Peppermint is a herb that can make a refreshing and tasty treat. The oil extracted from the leaves can also offer aromatherapy and health benefits. Peppermint also contains a high concentration of menthol that gives it a distinctive odor. However, the ASPCA has flagged peppermint and other mint plants on the toxic plant list. Not only for dogs but for horses and cats.

Peppermint oil can cause diarrhea and vomiting if it is ingested. It can also cause skin irritation and breathing difficulties. After absorbing peppermint essential oil through the skin, it passes into the system and is processed by the liver. This is not good news for dogs with liver disease, senior dogs, and young dogs.

What symptoms and illnesses can peppermint essential oil cause in dogs

The signs and symptoms of peppermint poisoning include:

  • Vomiting
  • Drooling
  • Wobbliness
  • Lethargy and weakness
  • Tremors
  • Liver failure
  • Walking difficulty
  • Redness of the skin, face, and tongue
  • Dermatitis and low blood pressure 

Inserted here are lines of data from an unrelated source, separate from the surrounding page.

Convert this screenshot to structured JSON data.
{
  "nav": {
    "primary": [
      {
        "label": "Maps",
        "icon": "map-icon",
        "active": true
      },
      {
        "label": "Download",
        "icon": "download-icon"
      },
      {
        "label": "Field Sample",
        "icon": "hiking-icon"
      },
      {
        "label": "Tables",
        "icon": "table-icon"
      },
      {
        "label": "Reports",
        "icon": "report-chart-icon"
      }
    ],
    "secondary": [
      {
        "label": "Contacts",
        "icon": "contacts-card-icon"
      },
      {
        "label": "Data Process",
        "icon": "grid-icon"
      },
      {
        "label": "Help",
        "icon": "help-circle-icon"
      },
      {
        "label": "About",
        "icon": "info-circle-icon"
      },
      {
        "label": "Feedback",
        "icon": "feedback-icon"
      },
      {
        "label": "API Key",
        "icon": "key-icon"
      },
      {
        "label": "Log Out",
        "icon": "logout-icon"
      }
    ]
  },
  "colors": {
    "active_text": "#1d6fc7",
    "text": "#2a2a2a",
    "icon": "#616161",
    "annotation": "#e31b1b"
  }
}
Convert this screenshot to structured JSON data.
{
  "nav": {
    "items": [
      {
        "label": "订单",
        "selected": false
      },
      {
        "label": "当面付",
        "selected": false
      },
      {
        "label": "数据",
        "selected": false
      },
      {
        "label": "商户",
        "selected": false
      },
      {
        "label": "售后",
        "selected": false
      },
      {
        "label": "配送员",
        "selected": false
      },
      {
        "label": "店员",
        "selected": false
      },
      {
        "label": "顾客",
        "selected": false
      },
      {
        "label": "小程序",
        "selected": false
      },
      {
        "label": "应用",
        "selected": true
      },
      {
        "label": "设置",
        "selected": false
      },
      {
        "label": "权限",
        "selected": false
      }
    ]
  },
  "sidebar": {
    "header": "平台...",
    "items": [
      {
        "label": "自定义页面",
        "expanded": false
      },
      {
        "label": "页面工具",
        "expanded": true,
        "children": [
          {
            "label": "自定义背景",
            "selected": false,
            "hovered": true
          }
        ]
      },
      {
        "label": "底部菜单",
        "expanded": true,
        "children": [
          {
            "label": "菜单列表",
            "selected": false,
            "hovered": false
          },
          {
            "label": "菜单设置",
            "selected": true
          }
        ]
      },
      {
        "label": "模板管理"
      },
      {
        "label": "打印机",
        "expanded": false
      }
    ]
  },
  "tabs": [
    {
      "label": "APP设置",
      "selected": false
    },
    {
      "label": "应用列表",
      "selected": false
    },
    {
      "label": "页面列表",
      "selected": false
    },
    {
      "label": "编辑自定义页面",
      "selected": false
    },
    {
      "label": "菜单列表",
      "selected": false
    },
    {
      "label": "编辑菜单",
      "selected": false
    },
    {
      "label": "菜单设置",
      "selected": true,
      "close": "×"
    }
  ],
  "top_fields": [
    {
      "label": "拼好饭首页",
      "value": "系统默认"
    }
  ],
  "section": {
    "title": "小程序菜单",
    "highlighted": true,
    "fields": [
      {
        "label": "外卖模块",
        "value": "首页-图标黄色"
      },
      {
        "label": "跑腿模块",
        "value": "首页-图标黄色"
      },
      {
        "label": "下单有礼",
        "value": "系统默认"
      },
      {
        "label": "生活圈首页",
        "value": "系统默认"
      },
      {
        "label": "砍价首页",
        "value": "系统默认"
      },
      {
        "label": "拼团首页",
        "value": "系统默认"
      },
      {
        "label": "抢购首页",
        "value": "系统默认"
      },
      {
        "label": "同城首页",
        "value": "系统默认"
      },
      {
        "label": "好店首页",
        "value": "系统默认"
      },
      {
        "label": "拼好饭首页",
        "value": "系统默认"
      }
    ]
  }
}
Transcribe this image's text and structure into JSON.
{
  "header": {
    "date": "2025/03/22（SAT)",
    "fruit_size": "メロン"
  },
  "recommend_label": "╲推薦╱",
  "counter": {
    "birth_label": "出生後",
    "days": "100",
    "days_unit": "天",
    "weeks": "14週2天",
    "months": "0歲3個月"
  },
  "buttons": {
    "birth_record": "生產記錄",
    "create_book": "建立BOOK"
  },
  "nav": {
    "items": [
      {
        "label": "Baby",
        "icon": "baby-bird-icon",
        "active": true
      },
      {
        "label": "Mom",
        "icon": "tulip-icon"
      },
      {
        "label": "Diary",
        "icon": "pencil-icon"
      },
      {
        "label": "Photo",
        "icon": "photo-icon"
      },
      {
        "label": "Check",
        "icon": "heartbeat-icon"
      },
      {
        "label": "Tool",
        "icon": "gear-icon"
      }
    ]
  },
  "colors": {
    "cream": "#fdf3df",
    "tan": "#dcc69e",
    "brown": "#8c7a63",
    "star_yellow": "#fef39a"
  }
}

Is a small amount of peppermint essential oil safe for dogs to be around?

A small amount of diluted peppermint oil may be okay in some cases. Pet companies sometimes use a small amount of peppermint essential oil in their product. However, it is never in a concentrated form. If you want it for your dog, speak to your veterinarian about it.

Is diffused peppermint oil safe for dogs?

Diffused peppermint essential oil is also not safe for dogs. When you diffuse the oil, dogs will eventually breathe in tiny droplets. Curious pets can also knock over the diffuser and lick the content. Plus, droplets in the air can coat the dog’s fur, and your pet will ingest them while they groom. Therefore, don’t use peppermint essential oil in a diffuser when your dog is around.

How is peppermint essential oil made?

As stated earlier, you should not use peppermint for your dog.

However, peppermint essential oil offers various benefits for the human body. So, if you want to make one for yourself, read how to make it below.

  •  Gather good-quality peppermint leaves to produce the desired amount of oil. Make sure the leaves are fresh from the source or garden and without brown spots. Choose large dark-green leaves early in the morning or before the plant begins to flower while the plant oils are at their strongest. Since peppermint oil is an infusion, your carrier oil will determine the quantity you will ultimately end up with.
  •  Wash your peppermint with clean running water in a mesh strainer or colander. This is to rinse the debris, dirt, and dust. Alternatively, you can soak the peppermint in a bowl for about 10 minutes. Inspect the leaves while you wash and discard the damaged ones.
  •  After washing, let your peppermint air dry and shake the leaves to remove excess water. You can smoothen the leaves to prevent folding and curling. Alternatively, set the leaves on a layer of folded paper towel or ordinary towel to soak up moisture. You can begin the extraction when it is completely dry.
  •  Gently crush the peppermint oil with mortar, pestle, or mallet to release the oil. Apply even pressure to prevent damaging the leaves or grinding the leaves too much and making them bitter. If you want, you can tear and squeeze the leaves by hand. 
  • Scooped the crushed leaves and transfer them to another jar or container. Select a jar with a lid to create an air-tight seal. Then, pour enough carrier oil to cover the peppermint. You can use coconut, jojoba, grapeseed, or olive oil – mildly scented or unscented oil.
  •  Leave the sealed jar in a dry place out of direct sunlight for about 48 hours.
  •  Strain the infused oil by pouring it through a fine-mesh strainer or a cheesecloth. Let the oil pour into a glass container while the leaves remain in the strainer. Then, store the sealed jar of peppermint oil in a cool, dark place. You can seal and store peppermint essential oil for up to 6 months.


Avoid giving your dog any undiluted essential oil. Although it may benefit people, human-safe does not mean animal-safe. True, some essential oils are safe for dogs. However, you still shouldn’t use any essential oil without approval from your veterinarian. Keep peppermint essential oil away from senior dogs, sick dogs, and young dogs. And if an accident happens, reach out to your veterinarian and don’t try to treat your furry friend on your own.

Andrew Scents and Aroma